Top of RECORDS SUPPLIED

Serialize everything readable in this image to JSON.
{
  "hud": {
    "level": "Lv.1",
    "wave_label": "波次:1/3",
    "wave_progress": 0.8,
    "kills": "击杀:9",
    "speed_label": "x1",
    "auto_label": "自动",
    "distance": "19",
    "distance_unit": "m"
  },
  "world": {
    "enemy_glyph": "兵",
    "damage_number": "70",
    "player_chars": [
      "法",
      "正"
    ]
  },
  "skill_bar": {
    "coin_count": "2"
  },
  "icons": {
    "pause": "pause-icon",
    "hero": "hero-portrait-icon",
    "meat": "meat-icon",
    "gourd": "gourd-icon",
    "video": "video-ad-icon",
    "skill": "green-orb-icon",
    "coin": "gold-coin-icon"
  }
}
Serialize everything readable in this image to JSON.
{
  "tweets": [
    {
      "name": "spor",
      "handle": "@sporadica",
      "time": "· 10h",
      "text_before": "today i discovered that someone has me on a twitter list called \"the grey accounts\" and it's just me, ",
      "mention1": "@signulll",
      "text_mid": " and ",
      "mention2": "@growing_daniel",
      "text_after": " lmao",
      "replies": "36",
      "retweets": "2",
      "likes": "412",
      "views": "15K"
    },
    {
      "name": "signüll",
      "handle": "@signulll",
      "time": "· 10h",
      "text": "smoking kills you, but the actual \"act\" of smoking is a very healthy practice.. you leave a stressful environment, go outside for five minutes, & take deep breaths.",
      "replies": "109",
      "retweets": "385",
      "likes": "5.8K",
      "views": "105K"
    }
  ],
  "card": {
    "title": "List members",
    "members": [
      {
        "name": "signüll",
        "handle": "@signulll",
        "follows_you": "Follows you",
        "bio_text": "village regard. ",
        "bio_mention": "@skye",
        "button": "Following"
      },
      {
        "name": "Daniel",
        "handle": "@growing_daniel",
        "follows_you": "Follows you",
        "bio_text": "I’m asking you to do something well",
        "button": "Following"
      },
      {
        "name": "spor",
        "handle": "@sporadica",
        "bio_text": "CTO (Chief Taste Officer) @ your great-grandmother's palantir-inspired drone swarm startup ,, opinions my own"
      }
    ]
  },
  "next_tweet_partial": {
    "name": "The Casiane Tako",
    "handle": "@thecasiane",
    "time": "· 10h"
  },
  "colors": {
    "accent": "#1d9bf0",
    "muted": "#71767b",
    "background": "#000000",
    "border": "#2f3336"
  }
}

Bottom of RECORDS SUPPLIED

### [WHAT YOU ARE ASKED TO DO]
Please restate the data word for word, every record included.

### [RESULT OF THE EXERCISE]
Serialize everything readable in this image to JSON.
{
  "hud": {
    "level": "Lv.1",
    "wave_label": "波次:1/3",
    "wave_progress": 0.8,
    "kills": "击杀:9",
    "speed_label": "x1",
    "auto_label": "自动",
    "distance": "19",
    "distance_unit": "m"
  },
  "world": {
    "enemy_glyph": "兵",
    "damage_number": "70",
    "player_chars": [
      "法",
      "正"
    ]
  },
  "skill_bar": {
    "coin_count": "2"
  },
  "icons": {
    "pause": "pause-icon",
    "hero": "hero-portrait-icon",
    "meat": "meat-icon",
    "gourd": "gourd-icon",
    "video": "video-ad-icon",
    "skill": "green-orb-icon",
    "coin": "gold-coin-icon"
  }
}
Serialize everything readable in this image to JSON.
{
  "tweets": [
    {
      "name": "spor",
      "handle": "@sporadica",
      "time": "· 10h",
      "text_before": "today i discovered that someone has me on a twitter list called \"the grey accounts\" and it's just me, ",
      "mention1": "@signulll",
      "text_mid": " and ",
      "mention2": "@growing_daniel",
      "text_after": " lmao",
      "replies": "36",
      "retweets": "2",
      "likes": "412",
      "views": "15K"
    },
    {
      "name": "signüll",
      "handle": "@signulll",
      "time": "· 10h",
      "text": "smoking kills you, but the actual \"act\" of smoking is a very healthy practice.. you leave a stressful environment, go outside for five minutes, & take deep breaths.",
      "replies": "109",
      "retweets": "385",
      "likes": "5.8K",
      "views": "105K"
    }
  ],
  "card": {
    "title": "List members",
    "members": [
      {
        "name": "signüll",
        "handle": "@signulll",
        "follows_you": "Follows you",
        "bio_text": "village regard. ",
        "bio_mention": "@skye",
        "button": "Following"
      },
      {
        "name": "Daniel",
        "handle": "@growing_daniel",
        "follows_you": "Follows you",
        "bio_text": "I’m asking you to do something well",
        "button": "Following"
      },
      {
        "name": "spor",
        "handle": "@sporadica",
        "bio_text": "CTO (Chief Taste Officer) @ your great-grandmother's palantir-inspired drone swarm startup ,, opinions my own"
      }
    ]
  },
  "next_tweet_partial": {
    "name": "The Casiane Tako",
    "handle": "@thecasiane",
    "time": "· 10h"
  },
  "colors": {
    "accent": "#1d9bf0",
    "muted": "#71767b",
    "background": "#000000",
    "border": "#2f3336"
  }
}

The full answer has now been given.